Your task is to repeat all of the data exactly while excluding the pictures.

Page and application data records
-.-.-
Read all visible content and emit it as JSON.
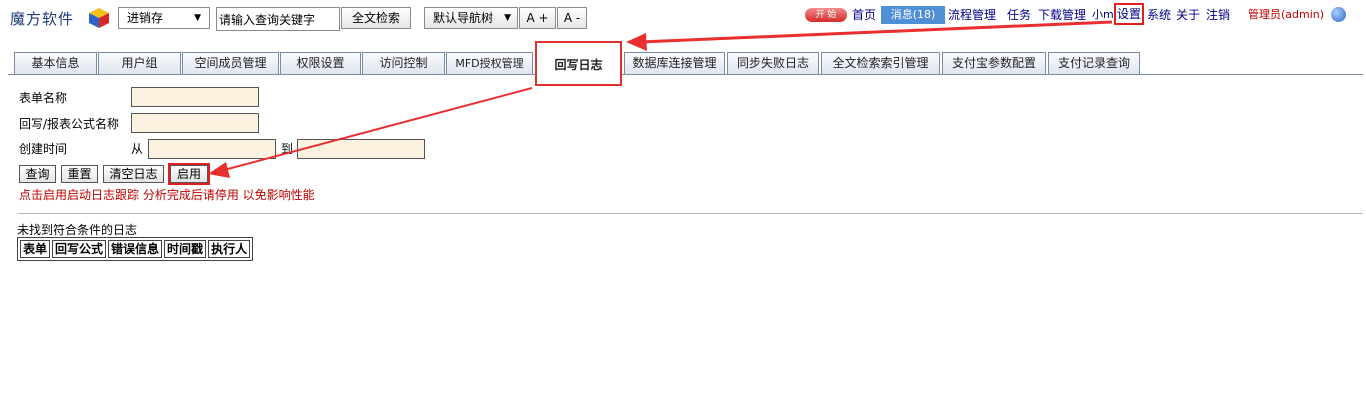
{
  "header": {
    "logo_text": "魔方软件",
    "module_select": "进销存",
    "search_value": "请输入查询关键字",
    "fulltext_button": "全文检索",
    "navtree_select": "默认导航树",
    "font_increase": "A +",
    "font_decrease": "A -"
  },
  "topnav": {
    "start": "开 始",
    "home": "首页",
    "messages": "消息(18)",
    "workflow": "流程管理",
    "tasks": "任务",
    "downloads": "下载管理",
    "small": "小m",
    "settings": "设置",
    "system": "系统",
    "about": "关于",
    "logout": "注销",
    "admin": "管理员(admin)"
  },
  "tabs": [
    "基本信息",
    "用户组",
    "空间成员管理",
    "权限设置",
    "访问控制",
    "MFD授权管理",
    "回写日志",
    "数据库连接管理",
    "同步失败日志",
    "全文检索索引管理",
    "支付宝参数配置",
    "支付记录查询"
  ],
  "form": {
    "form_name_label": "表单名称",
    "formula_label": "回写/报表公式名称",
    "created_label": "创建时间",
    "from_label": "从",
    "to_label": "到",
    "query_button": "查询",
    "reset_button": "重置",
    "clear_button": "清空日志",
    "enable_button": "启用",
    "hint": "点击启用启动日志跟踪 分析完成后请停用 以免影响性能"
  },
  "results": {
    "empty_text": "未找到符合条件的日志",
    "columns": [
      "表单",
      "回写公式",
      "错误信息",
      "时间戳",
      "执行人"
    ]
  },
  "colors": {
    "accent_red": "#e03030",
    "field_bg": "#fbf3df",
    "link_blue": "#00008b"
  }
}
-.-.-
## Task answer
Read all visible content and emit it as JSON.
{
  "header": {
    "logo_text": "魔方软件",
    "module_select": "进销存",
    "search_value": "请输入查询关键字",
    "fulltext_button": "全文检索",
    "navtree_select": "默认导航树",
    "font_increase": "A +",
    "font_decrease": "A -"
  },
  "topnav": {
    "start": "开 始",
    "home": "首页",
    "messages": "消息(18)",
    "workflow": "流程管理",
    "tasks": "任务",
    "downloads": "下载管理",
    "small": "小m",
    "settings": "设置",
    "system": "系统",
    "about": "关于",
    "logout": "注销",
    "admin": "管理员(admin)"
  },
  "tabs": [
    "基本信息",
    "用户组",
    "空间成员管理",
    "权限设置",
    "访问控制",
    "MFD授权管理",
    "回写日志",
    "数据库连接管理",
    "同步失败日志",
    "全文检索索引管理",
    "支付宝参数配置",
    "支付记录查询"
  ],
  "form": {
    "form_name_label": "表单名称",
    "formula_label": "回写/报表公式名称",
    "created_label": "创建时间",
    "from_label": "从",
    "to_label": "到",
    "query_button": "查询",
    "reset_button": "重置",
    "clear_button": "清空日志",
    "enable_button": "启用",
    "hint": "点击启用启动日志跟踪 分析完成后请停用 以免影响性能"
  },
  "results": {
    "empty_text": "未找到符合条件的日志",
    "columns": [
      "表单",
      "回写公式",
      "错误信息",
      "时间戳",
      "执行人"
    ]
  },
  "colors": {
    "accent_red": "#e03030",
    "field_bg": "#fbf3df",
    "link_blue": "#00008b"
  }
}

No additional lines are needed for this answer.